We’re on the edge of our seats, gripped by a powerful and elegant dancer. In a techno-industrial-urban universe, the African dancer is a priestess performing solitary rites, a mischievous child at play, an immigrant wandering through subway corridors, a warrior, a night-clubber… Julie Dossavi has created a blend that speaks to the youth of today, countering all forms of exclusion. (about Go, solo 60')
Marie-Christine Vernay, Libération

An choreographic object determined and intense, with a frank and direct energy. Incurred by a dancer who captures techno music, reggae, drum, at their root. To make a vital movement. The dance is dance. In the heart. 
Francis Cossu, La Marseillaise

A dancer who dares to laugh ...
Ayoko Menash, Africultures

The delicious fragility of a scene that stands in front the beach, the exciting duo of Julie Dossavi and her young son ... energy accomplice these two body sculpting space was a very pleasant discovery. 
Isabelle Calabre, Danser

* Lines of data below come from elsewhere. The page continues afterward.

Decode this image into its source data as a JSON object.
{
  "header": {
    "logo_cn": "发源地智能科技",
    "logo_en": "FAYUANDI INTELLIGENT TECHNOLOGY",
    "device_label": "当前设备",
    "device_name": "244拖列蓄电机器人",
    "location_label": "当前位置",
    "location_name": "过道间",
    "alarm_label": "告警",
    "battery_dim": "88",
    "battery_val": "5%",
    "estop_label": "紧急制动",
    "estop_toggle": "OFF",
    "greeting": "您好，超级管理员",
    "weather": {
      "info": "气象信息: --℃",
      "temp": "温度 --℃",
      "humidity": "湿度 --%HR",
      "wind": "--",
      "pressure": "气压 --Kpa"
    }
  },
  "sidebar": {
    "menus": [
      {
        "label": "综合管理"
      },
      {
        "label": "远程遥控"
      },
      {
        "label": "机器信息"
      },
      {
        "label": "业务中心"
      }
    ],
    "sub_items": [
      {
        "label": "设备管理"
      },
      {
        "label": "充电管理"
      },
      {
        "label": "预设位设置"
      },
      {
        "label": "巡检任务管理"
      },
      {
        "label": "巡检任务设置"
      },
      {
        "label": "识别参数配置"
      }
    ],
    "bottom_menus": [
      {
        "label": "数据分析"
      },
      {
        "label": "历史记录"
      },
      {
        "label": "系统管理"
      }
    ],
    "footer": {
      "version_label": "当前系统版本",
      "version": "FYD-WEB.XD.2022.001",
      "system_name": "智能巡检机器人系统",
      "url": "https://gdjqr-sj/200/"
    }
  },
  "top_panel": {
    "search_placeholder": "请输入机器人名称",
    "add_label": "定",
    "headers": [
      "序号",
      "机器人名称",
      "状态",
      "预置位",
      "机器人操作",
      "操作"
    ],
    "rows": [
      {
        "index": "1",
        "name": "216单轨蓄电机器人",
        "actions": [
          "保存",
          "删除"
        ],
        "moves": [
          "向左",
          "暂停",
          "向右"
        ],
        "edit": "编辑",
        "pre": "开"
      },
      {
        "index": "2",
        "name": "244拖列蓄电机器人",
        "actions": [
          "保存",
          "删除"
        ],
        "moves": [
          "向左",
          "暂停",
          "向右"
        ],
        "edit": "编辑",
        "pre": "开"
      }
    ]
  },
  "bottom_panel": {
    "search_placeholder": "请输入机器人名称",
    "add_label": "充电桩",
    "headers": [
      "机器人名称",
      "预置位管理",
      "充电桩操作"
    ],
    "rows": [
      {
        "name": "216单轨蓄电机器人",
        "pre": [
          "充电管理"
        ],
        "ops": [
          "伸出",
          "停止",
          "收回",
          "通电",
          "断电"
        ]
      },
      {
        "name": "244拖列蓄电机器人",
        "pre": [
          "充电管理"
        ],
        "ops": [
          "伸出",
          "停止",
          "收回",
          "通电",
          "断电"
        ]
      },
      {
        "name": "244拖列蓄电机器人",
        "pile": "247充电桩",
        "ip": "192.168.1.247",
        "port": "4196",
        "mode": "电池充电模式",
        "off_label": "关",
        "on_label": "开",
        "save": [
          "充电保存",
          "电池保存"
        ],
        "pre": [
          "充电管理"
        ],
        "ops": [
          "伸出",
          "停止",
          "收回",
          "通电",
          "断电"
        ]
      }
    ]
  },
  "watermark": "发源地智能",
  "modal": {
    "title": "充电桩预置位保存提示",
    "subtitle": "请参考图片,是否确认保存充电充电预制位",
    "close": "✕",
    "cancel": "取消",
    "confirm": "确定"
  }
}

Julie Dossavi walks about serenely, as though she were scouting the premises. Her muscular arms and legs spin a web of leaps and glides. She has unearthed a choreographic language, and takes her time to relish it. Step by step, she unravels invisible landscapes and daringly faces emptiness, the almost nothing… a far cry from pretence and artifice. (about Butterfly, Solo 23’. Choreographed by Daniel Larrieu)
Rosita Boisseau, Le Monde

About her dance

A 'mix' against all forms of exclusions, to which the young generation suscribes.
Marie-Christine Vernay, Libération

The eclectic trance of Julie Dossavi ... Her solo causes of collisions, breaking boundaries between urban culture and African roots, femininity and androgyny, abstraction and poetry. 
La Tribune

The Afro-contemporary is not an empty word for Julie Dossavi, choreographer from Benin who was able to extract a gesture of his experiences to it, which by her compelling energy. In her show "Agbazémé" she throws her three dancers a tough challenge: to slip into sensations rather feminine ... 
Rosita Boisseau, Telerama